"Retailers are trying hard not to raise prices because households are struggling," Mr Minami said.
Mr Kuroda has pointed to positive readings of broad supply and demand in the economy to justify his optimism. After last week's policy meeting, though, he did acknowledge that further analysis of Japan's economy and inflation was needed. He vowed to continue aggressive monetary stimulus.
Bloomberg Economics' Yuki Masujima supports the view that the present weakness won't last.
"The lull will soon pass, as a weaker yen lifts import prices and an economy running faster than potential continues to stoke underlying inflation pressures. The data are unlikely to sway the Bank of Japan, which last week downgraded its assessment of current inflation, but - importantly - stuck to its view that consumer price gains remain on an upward trend," according to Masujima.
Yet many economists have been pushing back their forecasts of when the BOJ might start normalising its monetary policy, which is widely thought to be both at the limits of its powers and producing diminishing returns. Some point to the BOJ's continued struggles as evidence of the limitations of monetary policy.
In April, the BOJ abandoned its targeted time frame for achieving its price goals rather than push it back for a seventh time.
"You can't say any longer that prices will rise according to the amount of money you print," Mr Minami said. "Prospects that further easing would push up prices are diminishing."
The fact that core inflation didn't fall again in May offered some relief after two months of declines but a quick reversal is unlikely, said Mari Iwashita, chief market economist at Daiwa Securities Co.

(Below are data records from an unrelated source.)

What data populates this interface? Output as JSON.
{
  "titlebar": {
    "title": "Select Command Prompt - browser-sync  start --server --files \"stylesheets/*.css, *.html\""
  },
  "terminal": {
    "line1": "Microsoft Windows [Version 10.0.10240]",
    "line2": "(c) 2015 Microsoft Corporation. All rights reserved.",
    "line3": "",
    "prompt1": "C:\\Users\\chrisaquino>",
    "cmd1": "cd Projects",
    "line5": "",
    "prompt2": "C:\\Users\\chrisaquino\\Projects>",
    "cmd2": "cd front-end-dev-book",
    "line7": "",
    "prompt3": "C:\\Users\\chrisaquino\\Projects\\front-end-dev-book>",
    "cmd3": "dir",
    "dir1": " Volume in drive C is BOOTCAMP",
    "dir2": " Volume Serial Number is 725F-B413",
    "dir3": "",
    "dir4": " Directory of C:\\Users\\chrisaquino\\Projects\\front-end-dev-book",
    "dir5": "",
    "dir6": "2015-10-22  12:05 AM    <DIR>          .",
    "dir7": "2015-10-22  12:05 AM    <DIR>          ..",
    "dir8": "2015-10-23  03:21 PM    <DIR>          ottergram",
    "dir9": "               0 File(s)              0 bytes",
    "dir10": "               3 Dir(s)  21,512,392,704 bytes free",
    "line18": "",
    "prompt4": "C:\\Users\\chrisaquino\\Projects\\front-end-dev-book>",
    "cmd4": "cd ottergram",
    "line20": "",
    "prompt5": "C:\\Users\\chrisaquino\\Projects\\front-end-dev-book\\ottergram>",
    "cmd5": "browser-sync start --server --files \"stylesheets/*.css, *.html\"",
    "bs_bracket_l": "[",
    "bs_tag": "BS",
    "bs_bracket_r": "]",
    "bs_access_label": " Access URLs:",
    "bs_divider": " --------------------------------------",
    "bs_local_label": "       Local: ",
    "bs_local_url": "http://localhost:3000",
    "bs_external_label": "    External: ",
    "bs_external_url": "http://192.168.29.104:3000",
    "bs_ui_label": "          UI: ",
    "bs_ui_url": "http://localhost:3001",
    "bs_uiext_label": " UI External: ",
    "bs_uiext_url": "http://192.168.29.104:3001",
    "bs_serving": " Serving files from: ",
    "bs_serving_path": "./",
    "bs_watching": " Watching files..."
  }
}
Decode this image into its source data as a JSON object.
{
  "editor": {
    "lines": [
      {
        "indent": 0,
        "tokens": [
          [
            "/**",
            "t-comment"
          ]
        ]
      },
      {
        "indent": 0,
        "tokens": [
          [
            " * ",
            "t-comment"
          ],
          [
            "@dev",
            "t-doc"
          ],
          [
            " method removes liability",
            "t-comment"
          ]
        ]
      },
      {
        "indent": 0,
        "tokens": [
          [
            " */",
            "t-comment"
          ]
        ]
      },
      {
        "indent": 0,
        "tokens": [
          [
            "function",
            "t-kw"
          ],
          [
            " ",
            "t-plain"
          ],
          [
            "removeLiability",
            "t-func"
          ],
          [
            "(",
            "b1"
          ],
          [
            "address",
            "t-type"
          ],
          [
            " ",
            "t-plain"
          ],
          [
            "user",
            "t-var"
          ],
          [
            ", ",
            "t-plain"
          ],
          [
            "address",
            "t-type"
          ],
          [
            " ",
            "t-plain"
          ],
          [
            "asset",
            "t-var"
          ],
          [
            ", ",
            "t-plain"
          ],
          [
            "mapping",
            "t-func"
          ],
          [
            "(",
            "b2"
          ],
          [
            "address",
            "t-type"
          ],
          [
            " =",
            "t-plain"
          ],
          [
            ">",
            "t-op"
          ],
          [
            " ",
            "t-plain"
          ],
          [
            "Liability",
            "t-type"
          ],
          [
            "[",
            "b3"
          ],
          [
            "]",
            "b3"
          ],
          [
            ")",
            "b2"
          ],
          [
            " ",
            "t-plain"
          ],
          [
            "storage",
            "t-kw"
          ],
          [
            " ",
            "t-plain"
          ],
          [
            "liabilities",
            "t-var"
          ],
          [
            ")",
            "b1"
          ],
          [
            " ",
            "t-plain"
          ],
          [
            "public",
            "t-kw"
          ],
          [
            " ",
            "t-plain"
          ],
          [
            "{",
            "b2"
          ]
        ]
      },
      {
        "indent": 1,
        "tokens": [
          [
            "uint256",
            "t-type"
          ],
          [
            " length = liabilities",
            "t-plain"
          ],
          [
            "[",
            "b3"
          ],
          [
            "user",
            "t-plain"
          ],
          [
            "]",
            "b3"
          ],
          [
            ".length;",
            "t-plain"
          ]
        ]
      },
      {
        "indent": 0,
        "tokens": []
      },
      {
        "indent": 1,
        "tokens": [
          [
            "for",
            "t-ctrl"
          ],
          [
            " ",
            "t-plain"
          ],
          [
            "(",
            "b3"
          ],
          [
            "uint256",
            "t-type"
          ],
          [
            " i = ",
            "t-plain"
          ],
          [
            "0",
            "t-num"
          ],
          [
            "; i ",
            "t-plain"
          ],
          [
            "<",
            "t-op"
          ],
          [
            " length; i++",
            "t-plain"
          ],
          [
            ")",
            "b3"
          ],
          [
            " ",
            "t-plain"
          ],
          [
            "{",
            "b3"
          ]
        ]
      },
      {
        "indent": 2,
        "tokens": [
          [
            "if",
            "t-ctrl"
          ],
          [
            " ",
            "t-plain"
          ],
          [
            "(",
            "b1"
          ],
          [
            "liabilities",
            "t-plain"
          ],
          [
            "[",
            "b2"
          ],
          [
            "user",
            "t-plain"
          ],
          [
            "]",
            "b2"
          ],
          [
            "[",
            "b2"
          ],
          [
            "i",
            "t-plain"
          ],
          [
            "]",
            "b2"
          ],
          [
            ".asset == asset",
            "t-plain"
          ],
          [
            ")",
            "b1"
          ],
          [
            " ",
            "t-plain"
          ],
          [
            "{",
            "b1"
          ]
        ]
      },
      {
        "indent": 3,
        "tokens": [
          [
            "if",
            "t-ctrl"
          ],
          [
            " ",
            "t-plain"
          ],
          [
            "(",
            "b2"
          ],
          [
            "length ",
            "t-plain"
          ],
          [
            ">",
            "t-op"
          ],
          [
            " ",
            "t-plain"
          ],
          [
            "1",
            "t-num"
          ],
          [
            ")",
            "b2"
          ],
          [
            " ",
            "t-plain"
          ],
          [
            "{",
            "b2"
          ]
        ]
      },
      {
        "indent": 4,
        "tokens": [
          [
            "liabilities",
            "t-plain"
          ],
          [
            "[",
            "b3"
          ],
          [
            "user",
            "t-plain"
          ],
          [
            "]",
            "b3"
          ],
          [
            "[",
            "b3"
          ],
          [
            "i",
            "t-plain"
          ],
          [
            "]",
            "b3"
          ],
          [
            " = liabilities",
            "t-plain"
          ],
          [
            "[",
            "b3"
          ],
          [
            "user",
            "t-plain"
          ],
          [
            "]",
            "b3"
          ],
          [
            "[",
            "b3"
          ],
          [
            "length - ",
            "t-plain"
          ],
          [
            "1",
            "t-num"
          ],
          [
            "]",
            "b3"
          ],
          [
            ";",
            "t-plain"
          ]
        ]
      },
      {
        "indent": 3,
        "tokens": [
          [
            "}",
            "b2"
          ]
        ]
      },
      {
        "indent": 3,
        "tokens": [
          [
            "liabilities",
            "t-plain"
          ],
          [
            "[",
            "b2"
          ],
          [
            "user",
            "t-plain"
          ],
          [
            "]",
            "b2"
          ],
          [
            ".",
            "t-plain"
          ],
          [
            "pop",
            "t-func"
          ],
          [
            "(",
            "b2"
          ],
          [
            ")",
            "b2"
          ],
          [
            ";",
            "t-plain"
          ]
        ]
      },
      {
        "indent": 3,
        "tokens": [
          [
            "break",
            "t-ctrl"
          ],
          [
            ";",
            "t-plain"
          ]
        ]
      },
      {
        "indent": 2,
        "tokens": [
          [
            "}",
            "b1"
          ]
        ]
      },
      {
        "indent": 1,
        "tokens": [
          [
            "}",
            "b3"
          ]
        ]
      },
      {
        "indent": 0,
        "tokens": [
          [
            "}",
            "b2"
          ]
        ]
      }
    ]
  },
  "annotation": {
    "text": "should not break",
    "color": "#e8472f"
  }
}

"Right now prices are being supported by oil-related energy products, and I expect these levels to continue until the start of autumn," she said.